Collected data entries:
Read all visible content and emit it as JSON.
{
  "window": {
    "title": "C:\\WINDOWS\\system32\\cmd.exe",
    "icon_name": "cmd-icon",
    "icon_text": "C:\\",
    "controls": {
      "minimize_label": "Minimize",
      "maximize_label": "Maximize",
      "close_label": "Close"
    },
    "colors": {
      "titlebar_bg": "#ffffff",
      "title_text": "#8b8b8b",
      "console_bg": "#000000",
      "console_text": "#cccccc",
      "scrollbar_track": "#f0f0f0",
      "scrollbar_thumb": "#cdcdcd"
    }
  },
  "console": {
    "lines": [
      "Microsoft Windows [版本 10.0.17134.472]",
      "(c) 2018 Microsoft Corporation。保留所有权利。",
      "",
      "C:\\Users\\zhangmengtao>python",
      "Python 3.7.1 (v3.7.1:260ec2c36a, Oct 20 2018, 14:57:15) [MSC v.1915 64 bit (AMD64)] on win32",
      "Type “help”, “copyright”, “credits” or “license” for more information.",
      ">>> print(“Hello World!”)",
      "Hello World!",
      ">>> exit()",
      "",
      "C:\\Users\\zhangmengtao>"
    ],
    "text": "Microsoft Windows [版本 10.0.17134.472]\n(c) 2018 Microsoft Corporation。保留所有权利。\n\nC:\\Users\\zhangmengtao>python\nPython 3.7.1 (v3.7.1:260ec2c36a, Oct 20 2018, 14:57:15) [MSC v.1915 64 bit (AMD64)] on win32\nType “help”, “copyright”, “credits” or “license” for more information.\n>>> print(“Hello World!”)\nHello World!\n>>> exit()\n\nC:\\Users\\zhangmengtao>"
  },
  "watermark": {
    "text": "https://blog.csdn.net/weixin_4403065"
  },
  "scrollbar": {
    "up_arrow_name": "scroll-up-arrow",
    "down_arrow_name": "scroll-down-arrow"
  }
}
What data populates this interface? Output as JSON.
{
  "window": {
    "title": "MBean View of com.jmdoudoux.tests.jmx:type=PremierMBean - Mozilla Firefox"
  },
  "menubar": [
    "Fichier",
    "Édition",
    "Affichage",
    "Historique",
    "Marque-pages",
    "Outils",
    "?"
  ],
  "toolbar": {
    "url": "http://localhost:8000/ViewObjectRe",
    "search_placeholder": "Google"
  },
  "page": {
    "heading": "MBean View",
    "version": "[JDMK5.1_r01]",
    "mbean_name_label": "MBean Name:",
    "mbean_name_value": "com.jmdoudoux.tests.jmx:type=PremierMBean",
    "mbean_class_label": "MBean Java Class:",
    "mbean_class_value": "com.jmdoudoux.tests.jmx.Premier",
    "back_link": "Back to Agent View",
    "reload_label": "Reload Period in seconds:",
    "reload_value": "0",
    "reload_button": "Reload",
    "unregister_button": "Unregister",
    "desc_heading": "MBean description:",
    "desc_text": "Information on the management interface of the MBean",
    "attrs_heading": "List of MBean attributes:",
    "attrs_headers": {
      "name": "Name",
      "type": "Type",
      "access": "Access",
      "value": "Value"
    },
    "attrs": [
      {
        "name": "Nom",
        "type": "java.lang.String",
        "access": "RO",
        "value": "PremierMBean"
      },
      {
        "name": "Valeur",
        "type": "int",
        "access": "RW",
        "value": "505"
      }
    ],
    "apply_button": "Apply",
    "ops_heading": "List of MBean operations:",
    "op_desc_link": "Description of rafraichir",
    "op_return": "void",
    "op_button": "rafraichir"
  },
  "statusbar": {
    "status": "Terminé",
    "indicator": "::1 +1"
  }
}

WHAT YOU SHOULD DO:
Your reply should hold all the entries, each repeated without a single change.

SOLUTION BELOW:
Read all visible content and emit it as JSON.
{
  "window": {
    "title": "C:\\WINDOWS\\system32\\cmd.exe",
    "icon_name": "cmd-icon",
    "icon_text": "C:\\",
    "controls": {
      "minimize_label": "Minimize",
      "maximize_label": "Maximize",
      "close_label": "Close"
    },
    "colors": {
      "titlebar_bg": "#ffffff",
      "title_text": "#8b8b8b",
      "console_bg": "#000000",
      "console_text": "#cccccc",
      "scrollbar_track": "#f0f0f0",
      "scrollbar_thumb": "#cdcdcd"
    }
  },
  "console": {
    "lines": [
      "Microsoft Windows [版本 10.0.17134.472]",
      "(c) 2018 Microsoft Corporation。保留所有权利。",
      "",
      "C:\\Users\\zhangmengtao>python",
      "Python 3.7.1 (v3.7.1:260ec2c36a, Oct 20 2018, 14:57:15) [MSC v.1915 64 bit (AMD64)] on win32",
      "Type “help”, “copyright”, “credits” or “license” for more information.",
      ">>> print(“Hello World!”)",
      "Hello World!",
      ">>> exit()",
      "",
      "C:\\Users\\zhangmengtao>"
    ],
    "text": "Microsoft Windows [版本 10.0.17134.472]\n(c) 2018 Microsoft Corporation。保留所有权利。\n\nC:\\Users\\zhangmengtao>python\nPython 3.7.1 (v3.7.1:260ec2c36a, Oct 20 2018, 14:57:15) [MSC v.1915 64 bit (AMD64)] on win32\nType “help”, “copyright”, “credits” or “license” for more information.\n>>> print(“Hello World!”)\nHello World!\n>>> exit()\n\nC:\\Users\\zhangmengtao>"
  },
  "watermark": {
    "text": "https://blog.csdn.net/weixin_4403065"
  },
  "scrollbar": {
    "up_arrow_name": "scroll-up-arrow",
    "down_arrow_name": "scroll-down-arrow"
  }
}
What data populates this interface? Output as JSON.
{
  "window": {
    "title": "MBean View of com.jmdoudoux.tests.jmx:type=PremierMBean - Mozilla Firefox"
  },
  "menubar": [
    "Fichier",
    "Édition",
    "Affichage",
    "Historique",
    "Marque-pages",
    "Outils",
    "?"
  ],
  "toolbar": {
    "url": "http://localhost:8000/ViewObjectRe",
    "search_placeholder": "Google"
  },
  "page": {
    "heading": "MBean View",
    "version": "[JDMK5.1_r01]",
    "mbean_name_label": "MBean Name:",
    "mbean_name_value": "com.jmdoudoux.tests.jmx:type=PremierMBean",
    "mbean_class_label": "MBean Java Class:",
    "mbean_class_value": "com.jmdoudoux.tests.jmx.Premier",
    "back_link": "Back to Agent View",
    "reload_label": "Reload Period in seconds:",
    "reload_value": "0",
    "reload_button": "Reload",
    "unregister_button": "Unregister",
    "desc_heading": "MBean description:",
    "desc_text": "Information on the management interface of the MBean",
    "attrs_heading": "List of MBean attributes:",
    "attrs_headers": {
      "name": "Name",
      "type": "Type",
      "access": "Access",
      "value": "Value"
    },
    "attrs": [
      {
        "name": "Nom",
        "type": "java.lang.String",
        "access": "RO",
        "value": "PremierMBean"
      },
      {
        "name": "Valeur",
        "type": "int",
        "access": "RW",
        "value": "505"
      }
    ],
    "apply_button": "Apply",
    "ops_heading": "List of MBean operations:",
    "op_desc_link": "Description of rafraichir",
    "op_return": "void",
    "op_button": "rafraichir"
  },
  "statusbar": {
    "status": "Terminé",
    "indicator": "::1 +1"
  }
}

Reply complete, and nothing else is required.